WORK TO BE COMPLETED >> Which lines in the records below hold the word "title"? Copy each of them.
□ □ □ □ □ □ □
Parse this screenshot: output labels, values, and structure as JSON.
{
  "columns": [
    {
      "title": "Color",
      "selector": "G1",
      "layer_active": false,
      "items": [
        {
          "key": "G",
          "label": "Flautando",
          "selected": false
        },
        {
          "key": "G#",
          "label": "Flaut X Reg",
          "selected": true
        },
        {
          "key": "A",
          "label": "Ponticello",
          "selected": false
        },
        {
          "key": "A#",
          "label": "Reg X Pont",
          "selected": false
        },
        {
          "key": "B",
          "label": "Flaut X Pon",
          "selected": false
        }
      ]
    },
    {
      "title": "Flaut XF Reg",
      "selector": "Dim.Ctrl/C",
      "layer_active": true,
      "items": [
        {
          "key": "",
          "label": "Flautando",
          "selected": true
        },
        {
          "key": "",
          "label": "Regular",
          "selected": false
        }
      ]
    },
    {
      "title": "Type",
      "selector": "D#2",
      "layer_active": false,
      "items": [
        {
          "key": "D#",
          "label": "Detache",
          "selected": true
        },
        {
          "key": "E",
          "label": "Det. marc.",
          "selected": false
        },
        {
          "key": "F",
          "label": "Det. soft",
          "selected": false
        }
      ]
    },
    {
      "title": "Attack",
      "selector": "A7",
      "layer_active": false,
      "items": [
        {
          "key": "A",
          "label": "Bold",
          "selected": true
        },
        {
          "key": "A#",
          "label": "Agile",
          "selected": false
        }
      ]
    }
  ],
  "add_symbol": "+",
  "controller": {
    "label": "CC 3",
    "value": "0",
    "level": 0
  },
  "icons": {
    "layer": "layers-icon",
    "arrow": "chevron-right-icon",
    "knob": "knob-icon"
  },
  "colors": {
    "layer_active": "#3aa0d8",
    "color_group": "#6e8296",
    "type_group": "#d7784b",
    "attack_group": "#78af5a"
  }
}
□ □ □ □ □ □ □
RESULT OF THIS TASK >>
      "title": "Color",
      "title": "Flaut XF Reg",
      "title": "Type",
      "title": "Attack",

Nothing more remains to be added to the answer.